1. John A. Macdonald was born in Glasgow, Scotland on January 11, 1815.

2. In 1820, the Macdonald family emigrated to Kingston in British North America. John A. was 5.

3. John’s father Hugh Macdonald was a shopkeeper in Kingston for 4 years.

4. When John was 9, Hugh Macdonald relocated his family to the Loyalist settlement around Hay Bay north of Adolphustown, where he rented a house and operated several shops in this farming community of Upper Canada.

5. For the next 11 years, John A. would call this area of the Bay of Quinte his home. His father and mother, two sisters and three adult cousins (Allan, Lowther and John Macpherson) lived here throughout this period of his life.

6. John went to school with his two sisters in Adolphustown for 2, possibly 3, years.

7. He went to private schools in Kingston for 2, possibly 3, years.

8. In 1830, Hugh Macdonald moved his family to Glenora in Prince Edward County where he rented a gristmill. He was also a local magistrate.

9. That year, when John turned 15, he journeyed to York (now Toronto) to write his law entrance exam. He passed and soon after began articling in the law office of George Mackenzie of Kingston. This marked the beginning of his astonishing 61 year career. He began work at 15 and died in office as Prime Minister of Canada in 1876. He was an autodidact (self-taught) like his contemporary Abraham Lincoln.

10. When John was 17, Mackenzie sent him to run a new branch law office in Napanee.

11. When John was 18, his cousin Lowther Macpherson became seriously ill and needed someone to run his law practice temporarily. Even though John was still a student of law, he moved to Hallowell/Picton to run the law firm as a pro tem lawyer.

12. John practised successfully in Picton/Hallowell for two years under the guidance of his cousin Lowther, who was convalescing nearby. In those early pioneer days of Upper Canada, this paralegal practice was allowed by the Law Society.

13. In 1834, John learned of the death of his former employer George Mackenzie in a cholera epidemic.

14. That same year, John defended himself on a charge of assault resulting from a prank. He won his case, but his co-accused was not so fortunate.

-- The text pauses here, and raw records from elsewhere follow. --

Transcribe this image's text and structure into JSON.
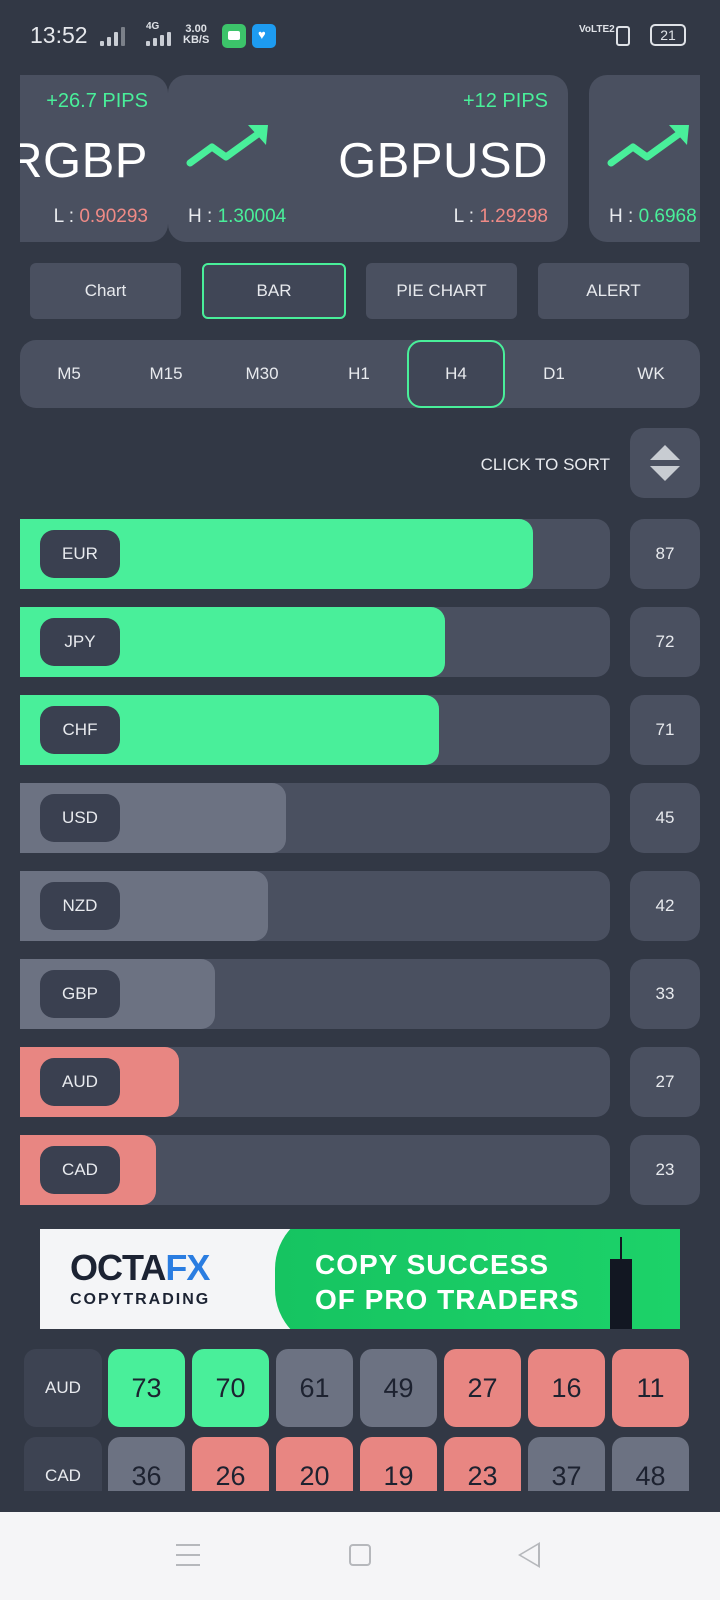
{
  "status_bar": {
    "time": "13:52",
    "network": "4G",
    "speed_value": "3.00",
    "speed_unit": "KB/S",
    "volte": "VoLTE2",
    "battery": "21"
  },
  "tickers": [
    {
      "pair": "RGBP",
      "pips": "+26.7 PIPS",
      "high_label": "H :",
      "high": "",
      "low_label": "L :",
      "low": "0.90293"
    },
    {
      "pair": "GBPUSD",
      "pips": "+12 PIPS",
      "high_label": "H :",
      "high": "1.30004",
      "low_label": "L :",
      "low": "1.29298"
    },
    {
      "pair": "",
      "pips": "",
      "high_label": "H :",
      "high": "0.6968",
      "low_label": "",
      "low": ""
    }
  ],
  "chart_tabs": [
    {
      "label": "Chart"
    },
    {
      "label": "BAR"
    },
    {
      "label": "PIE CHART"
    },
    {
      "label": "ALERT"
    }
  ],
  "active_chart_tab": "BAR",
  "timeframes": [
    "M5",
    "M15",
    "M30",
    "H1",
    "H4",
    "D1",
    "WK"
  ],
  "active_timeframe": "H4",
  "sort": {
    "label": "CLICK TO SORT"
  },
  "strength": [
    {
      "currency": "EUR",
      "value": 87,
      "status": "strong"
    },
    {
      "currency": "JPY",
      "value": 72,
      "status": "strong"
    },
    {
      "currency": "CHF",
      "value": 71,
      "status": "strong"
    },
    {
      "currency": "USD",
      "value": 45,
      "status": "neutral"
    },
    {
      "currency": "NZD",
      "value": 42,
      "status": "neutral"
    },
    {
      "currency": "GBP",
      "value": 33,
      "status": "neutral"
    },
    {
      "currency": "AUD",
      "value": 27,
      "status": "weak"
    },
    {
      "currency": "CAD",
      "value": 23,
      "status": "weak"
    }
  ],
  "ad": {
    "brand_main": "OCTA",
    "brand_accent": "FX",
    "brand_sub": "COPYTRADING",
    "tagline_1": "COPY SUCCESS",
    "tagline_2": "OF PRO TRADERS"
  },
  "matrix": [
    {
      "currency": "AUD",
      "values": [
        "73",
        "70",
        "61",
        "49",
        "27",
        "16",
        "11"
      ],
      "status": [
        "strong",
        "strong",
        "neutral",
        "neutral",
        "weak",
        "weak",
        "weak"
      ]
    },
    {
      "currency": "CAD",
      "values": [
        "36",
        "26",
        "20",
        "19",
        "23",
        "37",
        "48"
      ],
      "status": [
        "neutral",
        "weak",
        "weak",
        "weak",
        "weak",
        "neutral",
        "neutral"
      ]
    }
  ],
  "colors": {
    "background": "#323845",
    "panel": "#4a5060",
    "strong": "#49ef9a",
    "neutral": "#6c7282",
    "weak": "#e88682",
    "high_text": "#49ef9a",
    "low_text": "#ef8a86"
  },
  "icons": [
    "signal-icon",
    "message-app-icon",
    "twitter-app-icon",
    "vibrate-icon",
    "battery-icon",
    "trend-up-icon",
    "sort-icon",
    "menu-icon",
    "home-icon",
    "back-icon"
  ]
}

15. In 1835, John passed his law examination at the Law Society. He was only 20 but was granted authority to practice as an attorney.

16. He practiced law again in Hallowell/Picton for a few months in 1835.

17. During the summer of 1835, John A. moved to Kingston to open his first law office. Many of his new clients were also clients of his former employer, George Mackenzie.

18. At 21, he was called to the bar and practiced law successfully in Kingston for two years taking on and winning some difficult and controversial cases. He volunteered in many civic organizations in Kingston.

19. John served in the militia defending Upper Canada during the abortive Rebellion of 1837 in Toronto.

20. He defended 8 rebels and won their release in 1838.

21. He began to practise corporate law at the age of 24.

20. He entered local politics for the first time as an alderman in Kingston at the age of 28.

21. He entered Canadian politics the following year. And the rest, as they say, is …